Overview of IT delivery models

IT delivery models

An IT delivery model is a conceptual framework which supports a software development process and describes all assets and competencies. The exact description differs per model; think of needed (IT) skills, resources, tools, policies, procedures, methodologies, infrastructure, management, human resource functions, and delivery processes. For simplicity reasons – and readability – we use the generic term "model", although we are aware that some models are called framework, culture, mindset, approach etc.

We distinguish three groups of IT delivery models: Sequential IT delivery, High-performance IT delivery and Hybrid IT delivery.

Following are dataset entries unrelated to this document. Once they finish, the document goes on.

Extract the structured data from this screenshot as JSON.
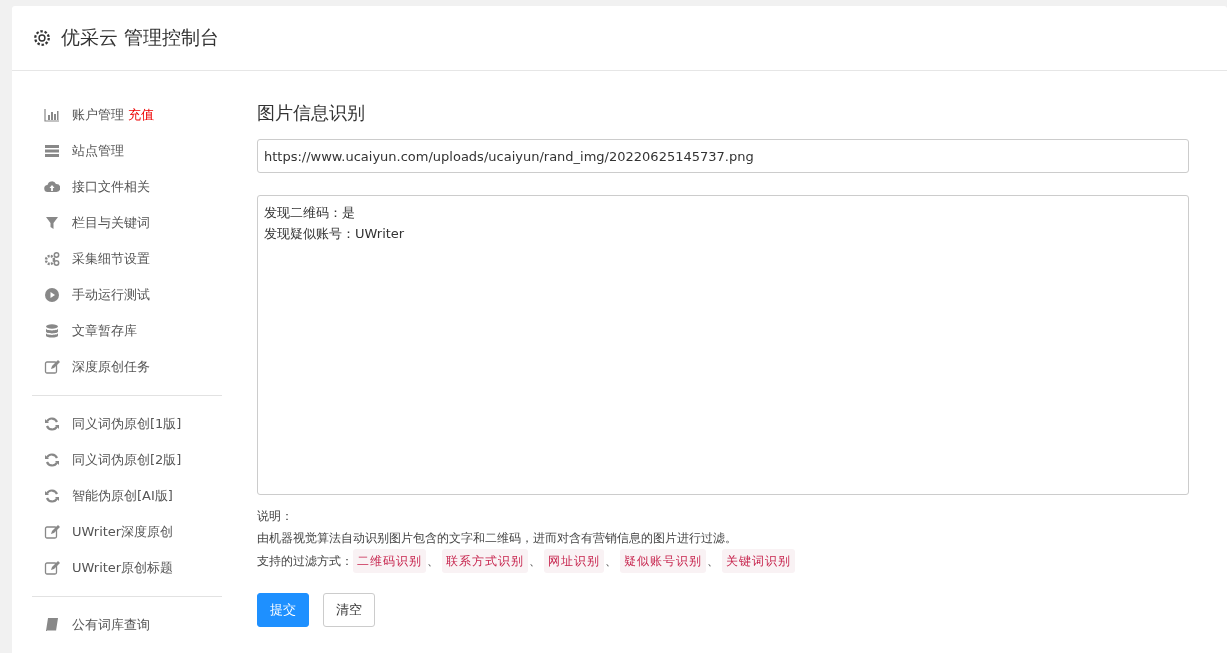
{
  "header": {
    "title": "优采云 管理控制台"
  },
  "sidebar": {
    "groups": [
      {
        "items": [
          {
            "label": "账户管理",
            "badge": "充值"
          },
          {
            "label": "站点管理"
          },
          {
            "label": "接口文件相关"
          },
          {
            "label": "栏目与关键词"
          },
          {
            "label": "采集细节设置"
          },
          {
            "label": "手动运行测试"
          },
          {
            "label": "文章暂存库"
          },
          {
            "label": "深度原创任务"
          }
        ]
      },
      {
        "items": [
          {
            "label": "同义词伪原创[1版]"
          },
          {
            "label": "同义词伪原创[2版]"
          },
          {
            "label": "智能伪原创[AI版]"
          },
          {
            "label": "UWriter深度原创"
          },
          {
            "label": "UWriter原创标题"
          }
        ]
      },
      {
        "items": [
          {
            "label": "公有词库查询"
          }
        ]
      }
    ]
  },
  "main": {
    "title": "图片信息识别",
    "url_field": {
      "value": "https://www.ucaiyun.com/uploads/ucaiyun/rand_img/20220625145737.png"
    },
    "result_box": {
      "lines": [
        "发现二维码：是",
        "发现疑似账号：UWriter"
      ]
    },
    "note_heading": "说明：",
    "note_text": "由机器视觉算法自动识别图片包含的文字和二维码，进而对含有营销信息的图片进行过滤。",
    "filter_label": "支持的过滤方式：",
    "filter_methods": [
      {
        "kind": "tag",
        "text": "二维码识别"
      },
      {
        "kind": "sep",
        "text": "、"
      },
      {
        "kind": "tag",
        "text": "联系方式识别"
      },
      {
        "kind": "sep",
        "text": "、"
      },
      {
        "kind": "tag",
        "text": "网址识别"
      },
      {
        "kind": "sep",
        "text": "、"
      },
      {
        "kind": "tag",
        "text": "疑似账号识别"
      },
      {
        "kind": "sep",
        "text": "、"
      },
      {
        "kind": "tag",
        "text": "关键词识别"
      }
    ],
    "buttons": [
      {
        "kind": "primary",
        "label": "提交"
      },
      {
        "kind": "default",
        "label": "清空"
      }
    ]
  }
}
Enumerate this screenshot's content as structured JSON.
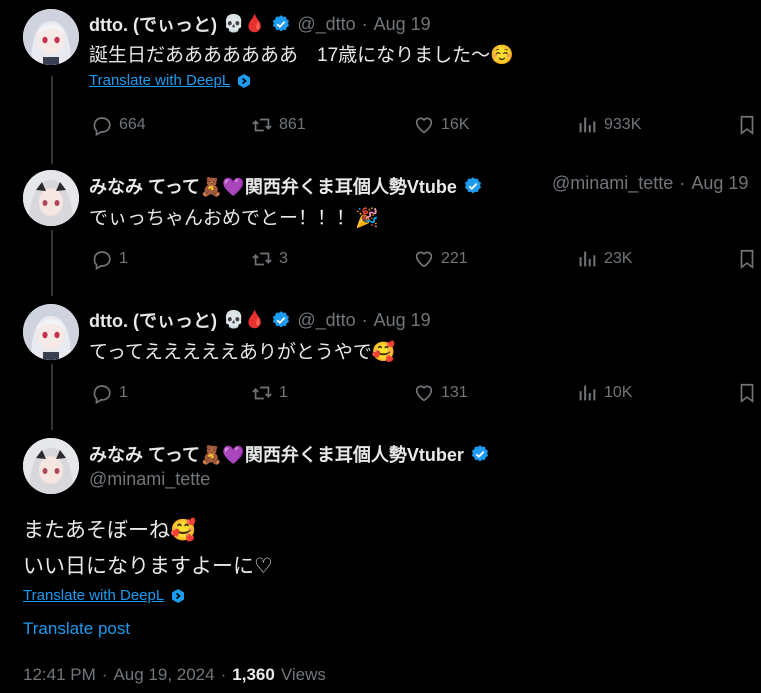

IT delivery models

 

You can, of course, dispute to which IT delivery model a certain model belongs. We made a choice in this book regarding which models we place in which group of IT delivery models. This is necessary for clarity and the ability to describe our Quality & Testing approach. We give the two most common models per IT delivery model:

A Hybrid (or Blended or Bi-model) approach is the combination or integration of two separate but coherent development models. One model focused on predictability and the other on exploration. The first model is optimized for areas that are well-understood and well-known. The second model is optimized for areas of uncertainty. Combining a more predictable evolution of products and technologies with new and innovative ones is the essence of a hybrid approach. The combinations are not fixed.

  • Sequential IT delivery
    • The Waterfall model contains phases which are successively executed, testing is typically only a phase at the end.
    • The V model (the V-shaped Validation & Verification model) is a modified version of the waterfall model in which the relationships between development stages and testing stages are given.
  • High-performance IT delivery
    • The Scrum framework [Scrum 2017] is built upon scrum teams and their corresponding roles, events and products. Scrum assumes that knowledge arises from experience and taking decisions based on what is known. Scrum uses an iterative, incremental approach to optimize transparency and control risks with an agile mindset (refer to www.scrum.org).
    • DevOps is a cross-functional systems engineering culture that aims to unify systems development (Dev) and systems operations (Ops). Other expertise, such as Business Analysis and Quality Assurance are usually integrated. It aims to solve inefficiencies within the systems manufacturing process. DevOps culture has an Agile mindset that can be supported/implemented by, for example, the Scrum framework.
  • Hybrid IT delivery
    • In the hybrid Demand/Supply model, a sequential model like Waterfall is often combined with a high-performance IT delivery framework like Scrum.
    • The Scaled Agile Framework (or SAFe®) [SAFe 2019] is a set of organization and workflow patterns intended to guide enterprises in scaling lean and agile practices beyond a single team. It promotes alignment, collaboration, and delivery across large numbers of agile teams (refer to www.scaledagileframework.com).

IT delivery models and development activities

If you look at some development activities (Design, Code, Test and Deploy), you could – roughly – see the following differences between the IT delivery models. In Sequential IT delivery, the activities are carried out one after the other. In high-performance IT delivery, the activities are carried out iteratively or in parallel. In Hybrid IT delivery, it is a combination of the above.

Development activities

 

IT delivery models and "working agile"

One could say, the phrase "working Agile" is synonymous with the software development performed by persons with an Agile mindset. The latter is the mindset as defined in the four values and twelve principles of the Agile Manifesto. [Agile Manifesto 2001]

A mindset belongs to a person and is therefore model independent. It is therefore possible to work with an Agile mindset in all of the IT delivery models. An Agile mindset is, however, a prerequisite for being able to work in a high-performance IT delivery model.

The difference between Scrum and DevOps, which are both high-performance IT delivery models, is that in Scrum the deployment is at the end of each sprint, in DevOps there is continuous deployment.